> [REQUIREMENT]: Go through each line of the records below and count those with the word "value". Give only the count.

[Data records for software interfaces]
——————————

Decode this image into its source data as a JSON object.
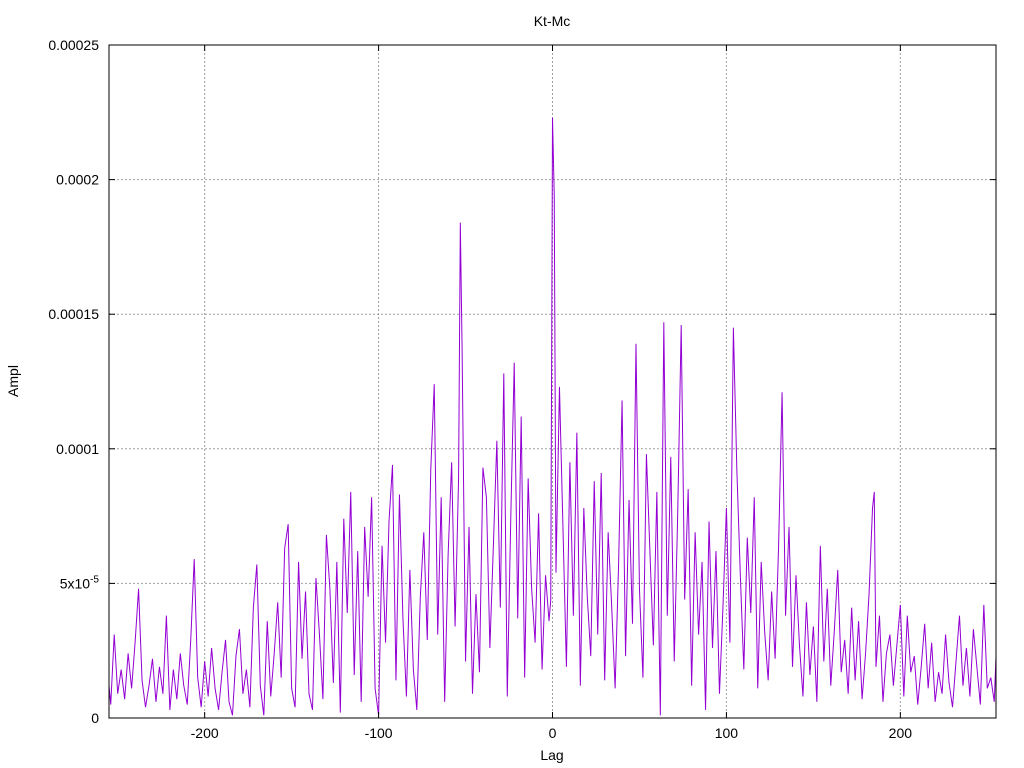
{
  "chart_data": {
    "type": "line",
    "title": "Kt-Mc",
    "xlabel": "Lag",
    "ylabel": "Ampl",
    "xlim": [
      -255,
      255
    ],
    "ylim": [
      0,
      0.00025
    ],
    "grid": true,
    "color": "#9400d3",
    "x_ticks": [
      {
        "value": -200,
        "label": "-200"
      },
      {
        "value": -100,
        "label": "-100"
      },
      {
        "value": 0,
        "label": "0"
      },
      {
        "value": 100,
        "label": "100"
      },
      {
        "value": 200,
        "label": "200"
      }
    ],
    "y_ticks": [
      {
        "value": 0,
        "label": "0"
      },
      {
        "value": 5e-05,
        "label": "5x10",
        "sup": "-5"
      },
      {
        "value": 0.0001,
        "label": "0.0001"
      },
      {
        "value": 0.00015,
        "label": "0.00015"
      },
      {
        "value": 0.0002,
        "label": "0.0002"
      },
      {
        "value": 0.00025,
        "label": "0.00025"
      }
    ],
    "series": [
      {
        "points": [
          [
            -255,
            1.2e-05
          ],
          [
            -254,
            5e-06
          ],
          [
            -252,
            3.1e-05
          ],
          [
            -250,
            9e-06
          ],
          [
            -248,
            1.8e-05
          ],
          [
            -246,
            7e-06
          ],
          [
            -244,
            2.4e-05
          ],
          [
            -242,
            1.1e-05
          ],
          [
            -240,
            2.8e-05
          ],
          [
            -238,
            4.8e-05
          ],
          [
            -236,
            1.4e-05
          ],
          [
            -234,
            4e-06
          ],
          [
            -232,
            1.2e-05
          ],
          [
            -230,
            2.2e-05
          ],
          [
            -228,
            6e-06
          ],
          [
            -226,
            1.9e-05
          ],
          [
            -224,
            9e-06
          ],
          [
            -222,
            3.8e-05
          ],
          [
            -220,
            3e-06
          ],
          [
            -218,
            1.8e-05
          ],
          [
            -216,
            7e-06
          ],
          [
            -214,
            2.4e-05
          ],
          [
            -212,
            1.2e-05
          ],
          [
            -210,
            5e-06
          ],
          [
            -208,
            2.9e-05
          ],
          [
            -206,
            5.9e-05
          ],
          [
            -204,
            1.5e-05
          ],
          [
            -202,
            4e-06
          ],
          [
            -200,
            2.1e-05
          ],
          [
            -198,
            8e-06
          ],
          [
            -196,
            2.6e-05
          ],
          [
            -194,
            1.1e-05
          ],
          [
            -192,
            3e-06
          ],
          [
            -190,
            1.7e-05
          ],
          [
            -188,
            2.9e-05
          ],
          [
            -186,
            6e-06
          ],
          [
            -184,
            1e-06
          ],
          [
            -182,
            2.3e-05
          ],
          [
            -180,
            3.3e-05
          ],
          [
            -178,
            9e-06
          ],
          [
            -176,
            1.8e-05
          ],
          [
            -174,
            4e-06
          ],
          [
            -172,
            4.1e-05
          ],
          [
            -170,
            5.7e-05
          ],
          [
            -168,
            1.2e-05
          ],
          [
            -166,
            1e-06
          ],
          [
            -164,
            3.6e-05
          ],
          [
            -162,
            8e-06
          ],
          [
            -160,
            2.4e-05
          ],
          [
            -158,
            4.3e-05
          ],
          [
            -156,
            1.5e-05
          ],
          [
            -154,
            6.3e-05
          ],
          [
            -152,
            7.2e-05
          ],
          [
            -150,
            1.1e-05
          ],
          [
            -148,
            4e-06
          ],
          [
            -146,
            5.8e-05
          ],
          [
            -144,
            2.2e-05
          ],
          [
            -142,
            4.7e-05
          ],
          [
            -140,
            9e-06
          ],
          [
            -138,
            3e-06
          ],
          [
            -136,
            5.2e-05
          ],
          [
            -134,
            3.1e-05
          ],
          [
            -132,
            7e-06
          ],
          [
            -130,
            6.8e-05
          ],
          [
            -128,
            4.8e-05
          ],
          [
            -126,
            1.3e-05
          ],
          [
            -124,
            5.8e-05
          ],
          [
            -122,
            2e-06
          ],
          [
            -120,
            7.4e-05
          ],
          [
            -118,
            3.9e-05
          ],
          [
            -116,
            8.4e-05
          ],
          [
            -114,
            1.6e-05
          ],
          [
            -112,
            6.2e-05
          ],
          [
            -110,
            6e-06
          ],
          [
            -108,
            7.1e-05
          ],
          [
            -106,
            4.5e-05
          ],
          [
            -104,
            8.2e-05
          ],
          [
            -102,
            1.1e-05
          ],
          [
            -100,
            1e-06
          ],
          [
            -98,
            6.4e-05
          ],
          [
            -96,
            2.8e-05
          ],
          [
            -94,
            7.3e-05
          ],
          [
            -92,
            9.4e-05
          ],
          [
            -90,
            1.4e-05
          ],
          [
            -88,
            8.3e-05
          ],
          [
            -86,
            3.7e-05
          ],
          [
            -84,
            8e-06
          ],
          [
            -82,
            5.5e-05
          ],
          [
            -80,
            1.8e-05
          ],
          [
            -78,
            3e-06
          ],
          [
            -76,
            4.5e-05
          ],
          [
            -74,
            6.9e-05
          ],
          [
            -72,
            2.9e-05
          ],
          [
            -70,
            9.2e-05
          ],
          [
            -68,
            0.000124
          ],
          [
            -66,
            3.1e-05
          ],
          [
            -64,
            8.2e-05
          ],
          [
            -62,
            6e-06
          ],
          [
            -60,
            6.1e-05
          ],
          [
            -58,
            9.5e-05
          ],
          [
            -56,
            3.4e-05
          ],
          [
            -54,
            8.9e-05
          ],
          [
            -53,
            0.000184
          ],
          [
            -52,
            0.000138
          ],
          [
            -50,
            2.1e-05
          ],
          [
            -48,
            7.1e-05
          ],
          [
            -46,
            9e-06
          ],
          [
            -44,
            4.6e-05
          ],
          [
            -42,
            1.7e-05
          ],
          [
            -40,
            9.3e-05
          ],
          [
            -38,
            8.2e-05
          ],
          [
            -36,
            2.6e-05
          ],
          [
            -34,
            6.4e-05
          ],
          [
            -32,
            0.000103
          ],
          [
            -30,
            4.1e-05
          ],
          [
            -28,
            0.000128
          ],
          [
            -26,
            8e-06
          ],
          [
            -24,
            7.4e-05
          ],
          [
            -22,
            0.000132
          ],
          [
            -20,
            3.7e-05
          ],
          [
            -18,
            0.000112
          ],
          [
            -16,
            1.5e-05
          ],
          [
            -14,
            8.9e-05
          ],
          [
            -12,
            4.8e-05
          ],
          [
            -10,
            2.8e-05
          ],
          [
            -8,
            7.6e-05
          ],
          [
            -6,
            1.8e-05
          ],
          [
            -4,
            5.3e-05
          ],
          [
            -2,
            3.6e-05
          ],
          [
            -1,
            4.4e-05
          ],
          [
            0,
            0.000223
          ],
          [
            1,
            0.000194
          ],
          [
            2,
            5.4e-05
          ],
          [
            4,
            0.000123
          ],
          [
            6,
            7.1e-05
          ],
          [
            8,
            1.9e-05
          ],
          [
            10,
            9.5e-05
          ],
          [
            12,
            3.8e-05
          ],
          [
            14,
            0.000106
          ],
          [
            16,
            1.2e-05
          ],
          [
            18,
            7.8e-05
          ],
          [
            20,
            4.5e-05
          ],
          [
            22,
            2.3e-05
          ],
          [
            24,
            8.8e-05
          ],
          [
            26,
            3.1e-05
          ],
          [
            28,
            9.1e-05
          ],
          [
            30,
            1.4e-05
          ],
          [
            32,
            6.9e-05
          ],
          [
            34,
            4.2e-05
          ],
          [
            36,
            1.1e-05
          ],
          [
            38,
            5.7e-05
          ],
          [
            40,
            0.000118
          ],
          [
            42,
            2.3e-05
          ],
          [
            44,
            8.1e-05
          ],
          [
            46,
            3.5e-05
          ],
          [
            48,
            0.000139
          ],
          [
            50,
            4.8e-05
          ],
          [
            52,
            1.5e-05
          ],
          [
            54,
            9.8e-05
          ],
          [
            56,
            6.2e-05
          ],
          [
            58,
            2.7e-05
          ],
          [
            60,
            8.4e-05
          ],
          [
            62,
            1e-06
          ],
          [
            64,
            0.000147
          ],
          [
            66,
            3.8e-05
          ],
          [
            68,
            9.7e-05
          ],
          [
            70,
            2.1e-05
          ],
          [
            72,
            7.6e-05
          ],
          [
            74,
            0.000146
          ],
          [
            76,
            4.4e-05
          ],
          [
            78,
            8.5e-05
          ],
          [
            80,
            1.2e-05
          ],
          [
            82,
            6.9e-05
          ],
          [
            84,
            3.1e-05
          ],
          [
            86,
            5.8e-05
          ],
          [
            88,
            3e-06
          ],
          [
            90,
            7.3e-05
          ],
          [
            92,
            2.6e-05
          ],
          [
            94,
            6.2e-05
          ],
          [
            96,
            9e-06
          ],
          [
            98,
            4.1e-05
          ],
          [
            100,
            7.8e-05
          ],
          [
            102,
            2.8e-05
          ],
          [
            104,
            0.000145
          ],
          [
            106,
            9.2e-05
          ],
          [
            108,
            5.3e-05
          ],
          [
            110,
            1.8e-05
          ],
          [
            112,
            6.7e-05
          ],
          [
            114,
            3.9e-05
          ],
          [
            116,
            8.2e-05
          ],
          [
            118,
            1.1e-05
          ],
          [
            120,
            5.8e-05
          ],
          [
            122,
            3.2e-05
          ],
          [
            124,
            1.4e-05
          ],
          [
            126,
            4.7e-05
          ],
          [
            128,
            2.2e-05
          ],
          [
            130,
            6.4e-05
          ],
          [
            132,
            0.000121
          ],
          [
            134,
            3.8e-05
          ],
          [
            136,
            7.1e-05
          ],
          [
            138,
            1.9e-05
          ],
          [
            140,
            5.3e-05
          ],
          [
            142,
            2.7e-05
          ],
          [
            144,
            8e-06
          ],
          [
            146,
            4.3e-05
          ],
          [
            148,
            1.6e-05
          ],
          [
            150,
            3.4e-05
          ],
          [
            152,
            6e-06
          ],
          [
            154,
            6.4e-05
          ],
          [
            156,
            2.1e-05
          ],
          [
            158,
            4.8e-05
          ],
          [
            160,
            1.2e-05
          ],
          [
            162,
            3.2e-05
          ],
          [
            164,
            5.5e-05
          ],
          [
            166,
            1.7e-05
          ],
          [
            168,
            2.9e-05
          ],
          [
            170,
            9e-06
          ],
          [
            172,
            4.1e-05
          ],
          [
            174,
            1.4e-05
          ],
          [
            176,
            3.6e-05
          ],
          [
            178,
            7e-06
          ],
          [
            180,
            2.4e-05
          ],
          [
            182,
            4.6e-05
          ],
          [
            184,
            7.8e-05
          ],
          [
            185,
            8.4e-05
          ],
          [
            186,
            1.9e-05
          ],
          [
            188,
            3.8e-05
          ],
          [
            190,
            6e-06
          ],
          [
            192,
            2.4e-05
          ],
          [
            194,
            3.1e-05
          ],
          [
            196,
            1.2e-05
          ],
          [
            198,
            2.7e-05
          ],
          [
            200,
            4.2e-05
          ],
          [
            202,
            8e-06
          ],
          [
            204,
            3.8e-05
          ],
          [
            206,
            1.7e-05
          ],
          [
            208,
            2.3e-05
          ],
          [
            210,
            5e-06
          ],
          [
            212,
            1.9e-05
          ],
          [
            214,
            3.5e-05
          ],
          [
            216,
            1.1e-05
          ],
          [
            218,
            2.8e-05
          ],
          [
            220,
            6e-06
          ],
          [
            222,
            1.7e-05
          ],
          [
            224,
            9e-06
          ],
          [
            226,
            3.1e-05
          ],
          [
            228,
            1.3e-05
          ],
          [
            230,
            4e-06
          ],
          [
            232,
            2.1e-05
          ],
          [
            234,
            3.8e-05
          ],
          [
            236,
            1.2e-05
          ],
          [
            238,
            2.6e-05
          ],
          [
            240,
            8e-06
          ],
          [
            242,
            3.3e-05
          ],
          [
            244,
            1.9e-05
          ],
          [
            246,
            5e-06
          ],
          [
            248,
            4.2e-05
          ],
          [
            250,
            1.1e-05
          ],
          [
            252,
            1.5e-05
          ],
          [
            254,
            6e-06
          ],
          [
            255,
            2.3e-05
          ]
        ]
      }
    ]
  }
}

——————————

> [REPLY TO THE TASK]: 11